It’s easy to make resolutions. I won’t drink as much. I’ll cut out carbs. I’ll go to the gym three times a week. I’ll finally write my novel. But the truth is, not many of us do it. Research from a Forbes Health/One Poll survey found that resolutions, on average, last less than four months. From that, 8% last one month, 22% two months, 22% three months, and 13% four months. The odds aren’t in your favor. In this post, we'll talk about YOUR 2024 WRITING RESOLUTIONS – FIRST DRAFTS edition.
So what. Is keeping a new year’s resolution difficult? Yes. Can you do it when it comes to your writing? Absolutely. Remember the old adage, How do you eat an elephant? One bite at a time. I hope you aren’t eating elephant, but you can meet and exceed the goals you set for yourself when it comes to writing your novel. There are plenty of ways to do it. But think about it this way:
If you write 1 page a day of your novel for a year, you’ll have 365 pages of that novel at the end of the year.
If you write 2 pages a day of your novel for 6 months, you’ll have approximately 360 pages.
If you write 3 pages a day of your novel for 3 months, you’ll have roughly 270 pages.
Get the gist? Eat that elephant one bite at a time. Here’s what I do that works for me (but you figure out what works for you, because it’s you that has to stick to it to get your novel done):

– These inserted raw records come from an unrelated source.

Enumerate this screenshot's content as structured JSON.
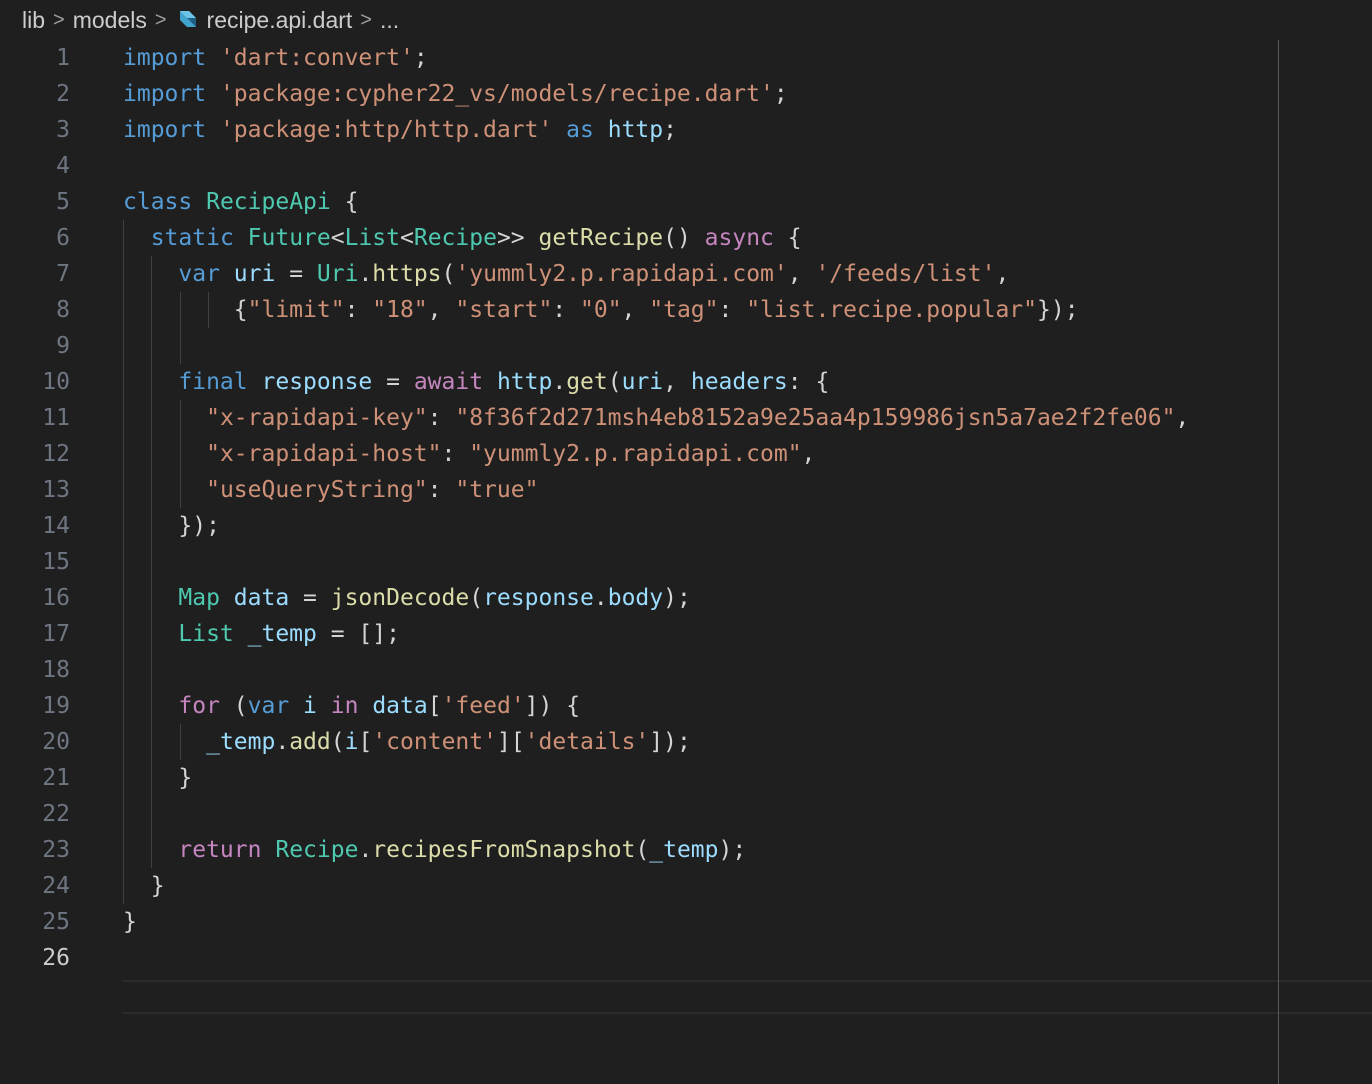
{
  "breadcrumb": {
    "items": [
      "lib",
      "models",
      "recipe.api.dart",
      "..."
    ],
    "separator": ">"
  },
  "editor": {
    "active_line": 26,
    "lines": [
      {
        "n": "1",
        "tokens": [
          [
            "k",
            "import"
          ],
          [
            "p",
            " "
          ],
          [
            "s",
            "'dart:convert'"
          ],
          [
            "p",
            ";"
          ]
        ]
      },
      {
        "n": "2",
        "tokens": [
          [
            "k",
            "import"
          ],
          [
            "p",
            " "
          ],
          [
            "s",
            "'package:cypher22_vs/models/recipe.dart'"
          ],
          [
            "p",
            ";"
          ]
        ]
      },
      {
        "n": "3",
        "tokens": [
          [
            "k",
            "import"
          ],
          [
            "p",
            " "
          ],
          [
            "s",
            "'package:http/http.dart'"
          ],
          [
            "p",
            " "
          ],
          [
            "k",
            "as"
          ],
          [
            "p",
            " "
          ],
          [
            "v",
            "http"
          ],
          [
            "p",
            ";"
          ]
        ]
      },
      {
        "n": "4",
        "tokens": []
      },
      {
        "n": "5",
        "tokens": [
          [
            "k",
            "class"
          ],
          [
            "p",
            " "
          ],
          [
            "t",
            "RecipeApi"
          ],
          [
            "p",
            " {"
          ]
        ]
      },
      {
        "n": "6",
        "tokens": [
          [
            "p",
            "  "
          ],
          [
            "k",
            "static"
          ],
          [
            "p",
            " "
          ],
          [
            "t",
            "Future"
          ],
          [
            "p",
            "<"
          ],
          [
            "t",
            "List"
          ],
          [
            "p",
            "<"
          ],
          [
            "t",
            "Recipe"
          ],
          [
            "p",
            ">> "
          ],
          [
            "f",
            "getRecipe"
          ],
          [
            "p",
            "() "
          ],
          [
            "c",
            "async"
          ],
          [
            "p",
            " {"
          ]
        ]
      },
      {
        "n": "7",
        "tokens": [
          [
            "p",
            "    "
          ],
          [
            "k",
            "var"
          ],
          [
            "p",
            " "
          ],
          [
            "v",
            "uri"
          ],
          [
            "p",
            " = "
          ],
          [
            "t",
            "Uri"
          ],
          [
            "p",
            "."
          ],
          [
            "f",
            "https"
          ],
          [
            "p",
            "("
          ],
          [
            "s",
            "'yummly2.p.rapidapi.com'"
          ],
          [
            "p",
            ", "
          ],
          [
            "s",
            "'/feeds/list'"
          ],
          [
            "p",
            ","
          ]
        ]
      },
      {
        "n": "8",
        "tokens": [
          [
            "p",
            "        {"
          ],
          [
            "s",
            "\"limit\""
          ],
          [
            "p",
            ": "
          ],
          [
            "s",
            "\"18\""
          ],
          [
            "p",
            ", "
          ],
          [
            "s",
            "\"start\""
          ],
          [
            "p",
            ": "
          ],
          [
            "s",
            "\"0\""
          ],
          [
            "p",
            ", "
          ],
          [
            "s",
            "\"tag\""
          ],
          [
            "p",
            ": "
          ],
          [
            "s",
            "\"list.recipe.popular\""
          ],
          [
            "p",
            "});"
          ]
        ]
      },
      {
        "n": "9",
        "tokens": []
      },
      {
        "n": "10",
        "tokens": [
          [
            "p",
            "    "
          ],
          [
            "k",
            "final"
          ],
          [
            "p",
            " "
          ],
          [
            "v",
            "response"
          ],
          [
            "p",
            " = "
          ],
          [
            "c",
            "await"
          ],
          [
            "p",
            " "
          ],
          [
            "v",
            "http"
          ],
          [
            "p",
            "."
          ],
          [
            "f",
            "get"
          ],
          [
            "p",
            "("
          ],
          [
            "v",
            "uri"
          ],
          [
            "p",
            ", "
          ],
          [
            "v",
            "headers"
          ],
          [
            "p",
            ": {"
          ]
        ]
      },
      {
        "n": "11",
        "tokens": [
          [
            "p",
            "      "
          ],
          [
            "s",
            "\"x-rapidapi-key\""
          ],
          [
            "p",
            ": "
          ],
          [
            "s",
            "\"8f36f2d271msh4eb8152a9e25aa4p159986jsn5a7ae2f2fe06\""
          ],
          [
            "p",
            ","
          ]
        ]
      },
      {
        "n": "12",
        "tokens": [
          [
            "p",
            "      "
          ],
          [
            "s",
            "\"x-rapidapi-host\""
          ],
          [
            "p",
            ": "
          ],
          [
            "s",
            "\"yummly2.p.rapidapi.com\""
          ],
          [
            "p",
            ","
          ]
        ]
      },
      {
        "n": "13",
        "tokens": [
          [
            "p",
            "      "
          ],
          [
            "s",
            "\"useQueryString\""
          ],
          [
            "p",
            ": "
          ],
          [
            "s",
            "\"true\""
          ]
        ]
      },
      {
        "n": "14",
        "tokens": [
          [
            "p",
            "    });"
          ]
        ]
      },
      {
        "n": "15",
        "tokens": []
      },
      {
        "n": "16",
        "tokens": [
          [
            "p",
            "    "
          ],
          [
            "t",
            "Map"
          ],
          [
            "p",
            " "
          ],
          [
            "v",
            "data"
          ],
          [
            "p",
            " = "
          ],
          [
            "f",
            "jsonDecode"
          ],
          [
            "p",
            "("
          ],
          [
            "v",
            "response"
          ],
          [
            "p",
            "."
          ],
          [
            "v",
            "body"
          ],
          [
            "p",
            ");"
          ]
        ]
      },
      {
        "n": "17",
        "tokens": [
          [
            "p",
            "    "
          ],
          [
            "t",
            "List"
          ],
          [
            "p",
            " "
          ],
          [
            "v",
            "_temp"
          ],
          [
            "p",
            " = [];"
          ]
        ]
      },
      {
        "n": "18",
        "tokens": []
      },
      {
        "n": "19",
        "tokens": [
          [
            "p",
            "    "
          ],
          [
            "c",
            "for"
          ],
          [
            "p",
            " ("
          ],
          [
            "k",
            "var"
          ],
          [
            "p",
            " "
          ],
          [
            "v",
            "i"
          ],
          [
            "p",
            " "
          ],
          [
            "c",
            "in"
          ],
          [
            "p",
            " "
          ],
          [
            "v",
            "data"
          ],
          [
            "p",
            "["
          ],
          [
            "s",
            "'feed'"
          ],
          [
            "p",
            "]) {"
          ]
        ]
      },
      {
        "n": "20",
        "tokens": [
          [
            "p",
            "      "
          ],
          [
            "v",
            "_temp"
          ],
          [
            "p",
            "."
          ],
          [
            "f",
            "add"
          ],
          [
            "p",
            "("
          ],
          [
            "v",
            "i"
          ],
          [
            "p",
            "["
          ],
          [
            "s",
            "'content'"
          ],
          [
            "p",
            "]["
          ],
          [
            "s",
            "'details'"
          ],
          [
            "p",
            "]);"
          ]
        ]
      },
      {
        "n": "21",
        "tokens": [
          [
            "p",
            "    }"
          ]
        ]
      },
      {
        "n": "22",
        "tokens": []
      },
      {
        "n": "23",
        "tokens": [
          [
            "p",
            "    "
          ],
          [
            "c",
            "return"
          ],
          [
            "p",
            " "
          ],
          [
            "t",
            "Recipe"
          ],
          [
            "p",
            "."
          ],
          [
            "f",
            "recipesFromSnapshot"
          ],
          [
            "p",
            "("
          ],
          [
            "v",
            "_temp"
          ],
          [
            "p",
            ");"
          ]
        ]
      },
      {
        "n": "24",
        "tokens": [
          [
            "p",
            "  }"
          ]
        ]
      },
      {
        "n": "25",
        "tokens": [
          [
            "p",
            "}"
          ]
        ]
      },
      {
        "n": "26",
        "tokens": []
      }
    ]
  }
}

I write every day, 6-7 days a week. When I’m writing a first draft of a novel, I try to go as fast as I can, because I believe it helps me keep the same voice throughout the novel. Most days, I write 3-4 hours a day, though there are days when I only get one hour in and days when I get 8 hours (or more) in. When I was working in corporate America, I traveled a lot, I had two young children, a dog, I worked out, did yard work, and all of the wonderful things you have to do when you’re a homeowner. But I still made my writing quota, because I got up at three in the morning and wrote. I was tired, certainly, but that’s how badly I wanted to write. You don’t have to do that (I hope), but my point is this: If you want something badly enough, you do what it takes, no excuses.
In those 3–4-hour days of writing, I just write. I don’t go for page count, nor do I spend more than a couple minutes revising. That’ll come later, after I have my first draft and know, roughly, what the novel is about. I’ve written entire first drafts of novels in three weeks (that’s my record), and other novels have taken me six months or a year. Again, I’m only talking about first drafts. The editing process, for me, can take years. Currently, I have one novel with my agent, one novel I’m editing, and three novels in various states of the revision process. And I have the seed of a novel bouncing around my head that I’m hoping to start and complete a first draft for by May, when I can hopefully join a writing group I’ve participated in for the past 15 years or so, give or take. Your process is your process, and however you do it is fine, as long as you do it.
Here's how long it took a few famous writers to write their novels (not necessarily first drafts):
Jack Kerouac took 3 weeks to write On the Road (which he did on one continuous roll of paper)
Margaret Mitchell took 10 years to write Gone with the Wind
William Golding took 5 years to write Lord of the Flies
Gillian Flynn took 3 years to write Gone Girl
Stephanie Meyer took 3 months to write Twilight
Mary Shelley took 1 year to write Frankenstein
Emily Brontë took 9 months to write Wuthering Heights
Victor Hugo took 12 years to write Les Misérables
George Orwell took 1 year to write Nineteen Eighty-Four
Ernest Hemingway took 3 months to write The Sun Also Rises
Stephen King takes about 2 months to write a first draft of a novel
As you can see, the numbers are all over the place. Not all of the above times are for first drafts, but one thing is for certain: the authors listed above are closers. They write, and they ensure they finish what they started. What that means to you isn’t what that means to me, either in time, satisfaction level in terms of how you feel about your first draft (or completed novel), nor whether or not your novel is any good or worthy of publication. Personally, I try to write the best novel I can, meaning the novel I want to read. But I also know that sometimes the novels I write just don’t work out. I have, I believe, 4 novels that’ll never see the light of day. They were practice novels and novels that just don’t have the oomph I’m looking for in my work. But it doesn’t matter—I had to write through them to get to where I needed to get for my next attempt.
It's January 2, 2024. It’s a new year. You’re a writer, or you want to write. The number one thing you should do is write. The second thing is to not let yourself get overwhelmed by the elephant that is your novel. Take one bite at a time. But stick to it. One page a day. Two. Ten. Whatever you can handle, be consistent. Remember, some days will be better than others. Some days you’ll want to quit. But if you want to write a novel, at least a first draft of one, you’ll have to carry on when carrying on is the last thing you want to do. So, get to it. You’ve already missed a day. Don’t miss another.
Cully Perlman is a Substantive Editor and a novelist. Have a novel ready to edit? He can be reached at Cully@novelmasterclass.com